The officers read Clark his rights and handcuffed him. They put paper bags on his hands to preserve any evidence such as possible gunshot residue. “I remember he had on tiger-striped bikini underwear. We took him to jail like that,” and officer remembers. “All the neighbors were standing around in the yard watching when we took him away. He was public enemy No. 1.”

Accomplice Brown was also tried for capital murder. He looked young and defenseless as he sat at the defense table in a wheelchair. All of his taped statements professed his sorrow at the murders and his attempts to stop them. Jurors found him guilty of robbery and sentenced him to 20 years. He has been eligible for parole twice but the parole board has denied it.

Arriving at Huntsville: After receiving the death penalty, Clark left for Huntsville at 2 a.m. the next day. When he reached the prison, the guards shackled Clark and led him into the building. “Two buses from Houston had just arrived and there must have been 150 guys in different stages of getting booked in,” the transporting officer said. “A lot of them were buck naked. The guards said, ‘Death row inmate. Everybody face the wall.’ And every man in there turned his back on Clark and he walked down that long hall with a guard on each side of him. I’ll always remember he got part of the way down the hall and he turned around, twisted around all bent over and raised his shackled hands and waved at me. I thought, he’ll never leave this place alive.”

More on the victims: The girl was a popular junior at Ryan High School. She was a straight-A student and excelled at piano. She volunteered with the Denton Humane Society and had been elected president of the campus chapter of Amnesty International for her coming senior year.

The boy was an athlete who played both football and baseball for Ryan as a sophomore. He was interested in art, and the two met in an art class the semester before they died.

The autopsy report showed the girl’s tear ducts were swollen from hours of crying before her death.

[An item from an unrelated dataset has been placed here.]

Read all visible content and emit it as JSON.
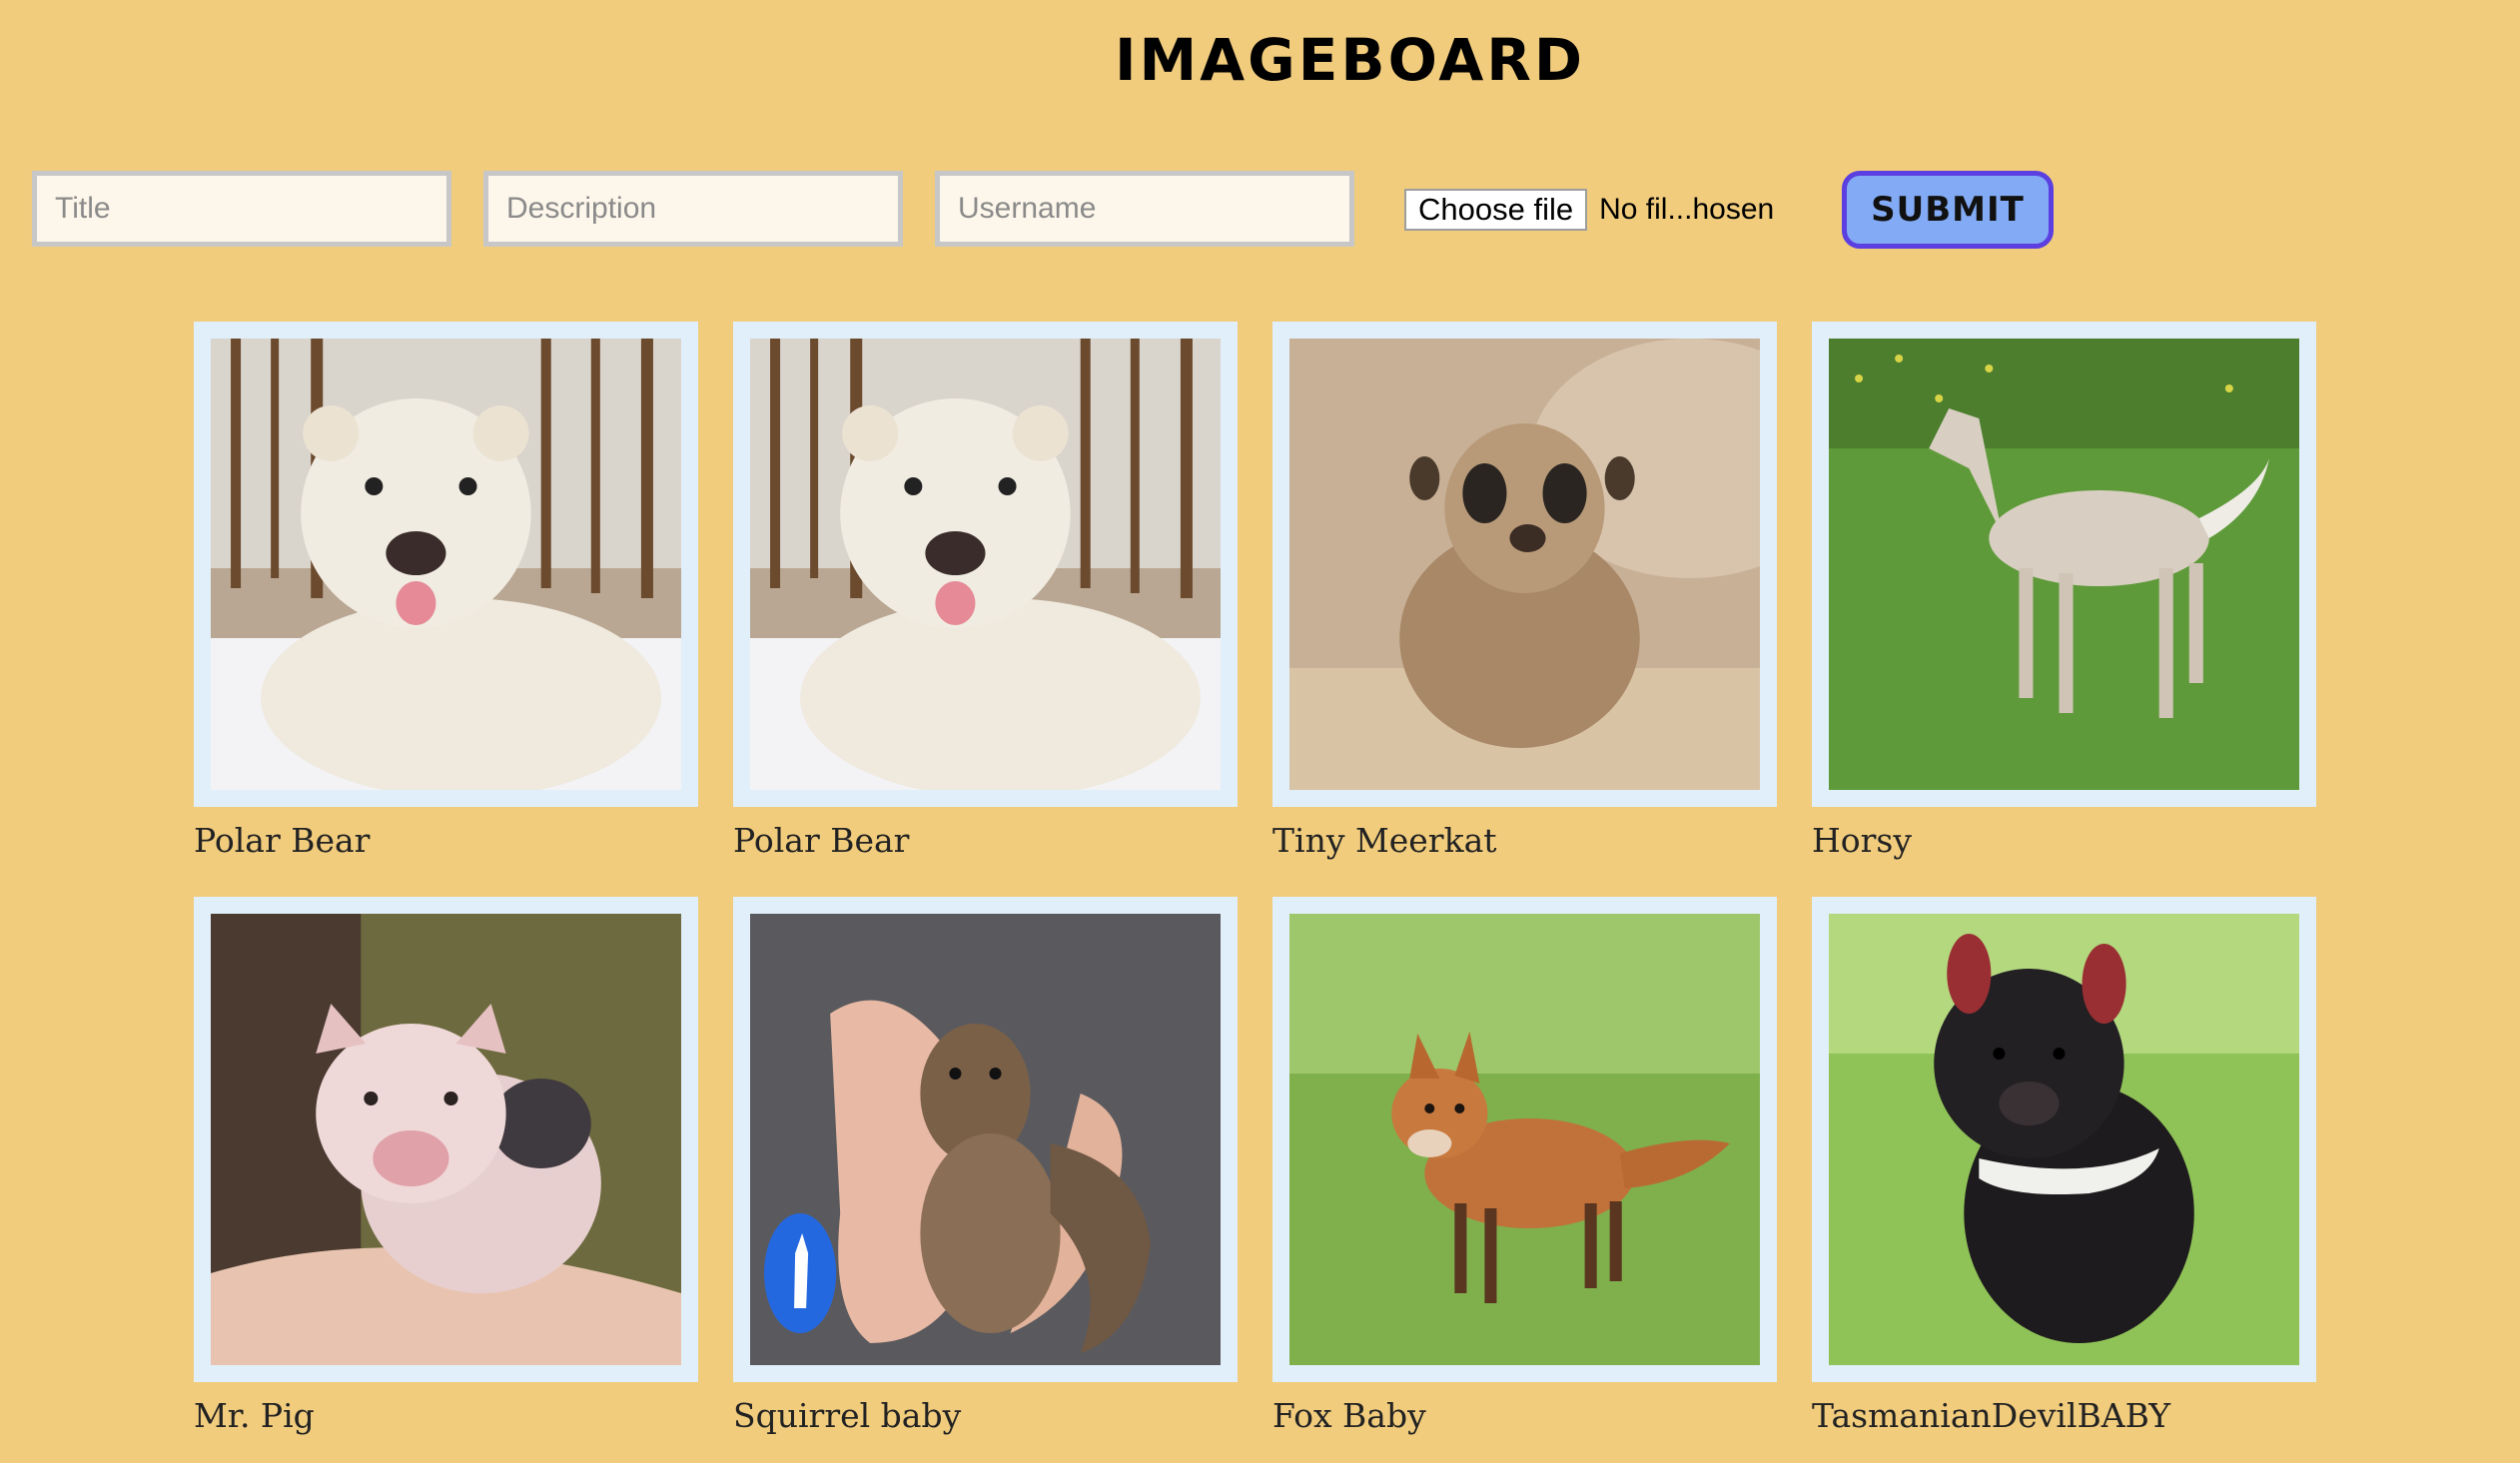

Delays and appeals: Capital punishment opponents said Clark, who dropped out after the ninth grade, should be spared from execution because he may be mentally retarded and ineligible for the death penalty under a Supreme Court ruling. But state and federal courts, including the Supreme Court earlier this year, rejected appeals that argued Clark was mentally retarded and instead backed prosecutors' contentions Clark deliberately performed poorly on IQ tests. Three years ago, Clark came within four days of execution before he won a reprieve from a federal appeals court so questions about the mental retardation claims could be resolved.

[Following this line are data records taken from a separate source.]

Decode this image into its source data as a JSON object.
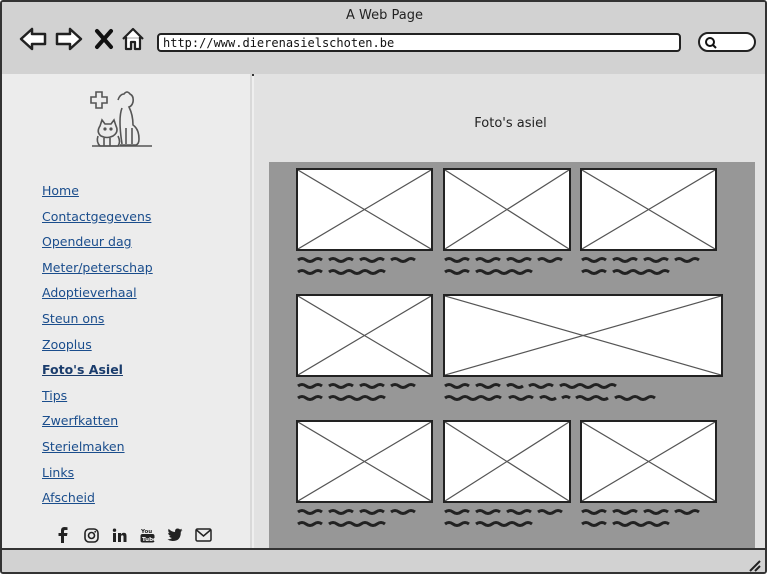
{
  "window": {
    "title": "A Web Page",
    "url": "http://www.dierenasielschoten.be"
  },
  "toolbar": {
    "icons": [
      "back-arrow-icon",
      "forward-arrow-icon",
      "close-x-icon",
      "home-icon",
      "search-icon"
    ]
  },
  "sidebar": {
    "logo_icon": "animal-shelter-logo",
    "items": [
      {
        "label": "Home"
      },
      {
        "label": "Contactgegevens"
      },
      {
        "label": "Opendeur dag"
      },
      {
        "label": "Meter/peterschap"
      },
      {
        "label": "Adoptieverhaal"
      },
      {
        "label": "Steun ons"
      },
      {
        "label": "Zooplus"
      },
      {
        "label": "Foto's Asiel",
        "active": true
      },
      {
        "label": "Tips"
      },
      {
        "label": "Zwerfkatten"
      },
      {
        "label": "Sterielmaken"
      },
      {
        "label": "Links"
      },
      {
        "label": "Afscheid"
      }
    ],
    "social_icons": [
      "facebook-icon",
      "instagram-icon",
      "linkedin-icon",
      "youtube-icon",
      "twitter-icon",
      "mail-icon"
    ]
  },
  "main": {
    "title": "Foto's asiel"
  },
  "colors": {
    "link": "#1a4d8c",
    "gallery_bg": "#979797",
    "chrome": "#d2d2d2"
  }
}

The courts define mental retardation as having an IQ below 70. Clark's IQ was 74 when he was sent to the Texas Youth Commission after a juvenile conviction in 1983. Two other tests showed Clark's IQ at 65 and 68.

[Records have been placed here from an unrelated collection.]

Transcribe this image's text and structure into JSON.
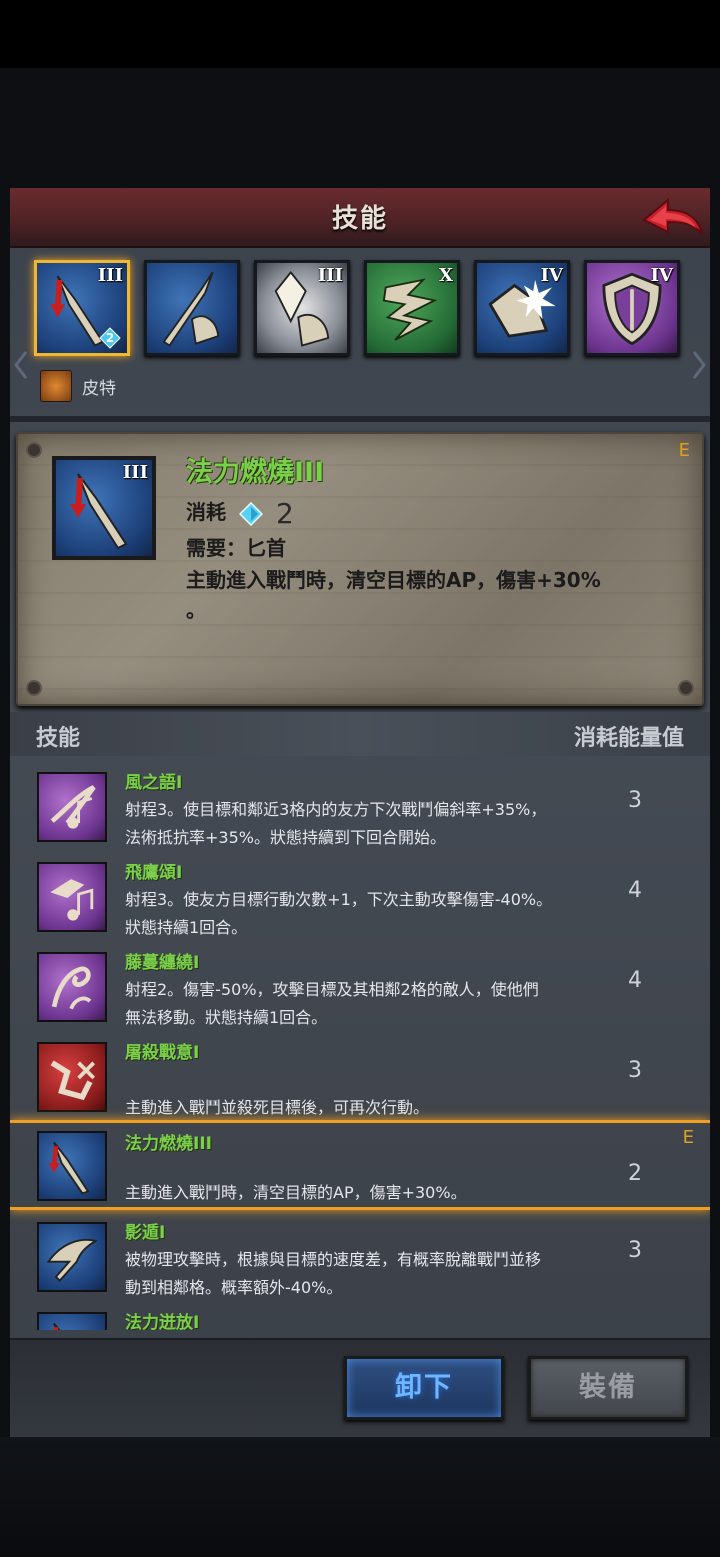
{
  "header": {
    "title": "技能"
  },
  "equipped_skills": [
    {
      "rank": "III",
      "color": "blue",
      "icon": "dagger-down-arrow-icon",
      "badge": "2",
      "selected": true
    },
    {
      "rank": "",
      "color": "blue",
      "icon": "spear-arm-icon",
      "badge": "",
      "selected": false
    },
    {
      "rank": "III",
      "color": "blue",
      "icon": "crystal-arm-icon",
      "badge": "",
      "selected": false
    },
    {
      "rank": "X",
      "color": "green",
      "icon": "wind-slash-icon",
      "badge": "",
      "selected": false
    },
    {
      "rank": "IV",
      "color": "blue",
      "icon": "burst-fist-icon",
      "badge": "",
      "selected": false
    },
    {
      "rank": "IV",
      "color": "purple",
      "icon": "shield-icon",
      "badge": "",
      "selected": false
    }
  ],
  "owner": {
    "name": "皮特"
  },
  "detail": {
    "name": "法力燃燒III",
    "tag": "E",
    "rank": "III",
    "cost_label": "消耗",
    "cost_value": "2",
    "requirement": "需要：匕首",
    "description_line1": "主動進入戰鬥時，清空目標的AP，傷害+30%",
    "description_line2": "。"
  },
  "list": {
    "header_left": "技能",
    "header_right": "消耗能量值",
    "items": [
      {
        "name": "風之語I",
        "desc1": "射程3。使目標和鄰近3格内的友方下次戰鬥偏斜率+35%，",
        "desc2": "法術抵抗率+35%。狀態持續到下回合開始。",
        "cost": "3",
        "color": "purple",
        "icon": "music-note-wind-icon"
      },
      {
        "name": "飛鷹頌I",
        "desc1": "射程3。使友方目標行動次數+1，下次主動攻擊傷害-40%。",
        "desc2": "狀態持續1回合。",
        "cost": "4",
        "color": "purple",
        "icon": "music-note-eagle-icon"
      },
      {
        "name": "藤蔓纏繞I",
        "desc1": "射程2。傷害-50%，攻擊目標及其相鄰2格的敵人，使他們",
        "desc2": "無法移動。狀態持續1回合。",
        "cost": "4",
        "color": "purple",
        "icon": "vine-grip-icon"
      },
      {
        "name": "屠殺戰意I",
        "desc1": "",
        "desc2": "主動進入戰鬥並殺死目標後，可再次行動。",
        "cost": "3",
        "color": "red",
        "icon": "slain-foe-icon"
      },
      {
        "name": "法力燃燒III",
        "desc1": "",
        "desc2": "主動進入戰鬥時，清空目標的AP，傷害+30%。",
        "cost": "2",
        "color": "blue",
        "icon": "dagger-down-arrow-icon",
        "tag": "E"
      },
      {
        "name": "影遁I",
        "desc1": "被物理攻擊時，根據與目標的速度差，有概率脫離戰鬥並移",
        "desc2": "動到相鄰格。概率額外-40%。",
        "cost": "3",
        "color": "blue",
        "icon": "shadow-step-icon"
      },
      {
        "name": "法力迸放I",
        "desc1": "",
        "desc2": "",
        "cost": "",
        "color": "blue",
        "icon": "dagger-down-arrow-icon"
      }
    ]
  },
  "footer": {
    "unequip_label": "卸下",
    "equip_label": "裝備"
  }
}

Clark reached the equivalent of the 12th grade at the Gainesville State School, completed a GED and took a community college welding class.

Clark's cell on Death Row contained copies of newspaper articles, crossword puzzles and two novels: A Tale of Two Cities and Lord Jim. But none of the crosswords had been completed, and his attorneys said outside the courtroom that he never read the books.

Last words and such: Clark's life ended with a chuckle and a gurgle, as he tried to make up his mind whe­ther he wanted to make a last statement.

Clark, already strapped down to a gurney when the witnesses arrived, blink­ed and smiled when the prison warden asked if he had a last statement to make. “Uh, I don’t know,” he said with a nervous chuckle. “Um, I don’t know what to say. I don’t know …”

Clark then turned and appeared to see the witnesses behind the glass. “I didn’t know anybody was there,” he said with another laugh. “Howdy.” With that, he made a noise like a gurgle and was still. It had taken seven minutes for the three drugs administered in a lethal injection to take effect.

Factoids: Clark was the...

13th murderer executed in U.S. in 2007
1070th murderer executed in U.S. since 1976
12th murderer executed in Texas in 2007
391st murderer executed in Texas since 1976

The Texas Coalition to Abolish the Death Penalty said James Lee Clark's execution was the 152nd in Texas since Rick Perry became governor in December 2000, tying the record set by his predecessor, U.S. President George W. Bush.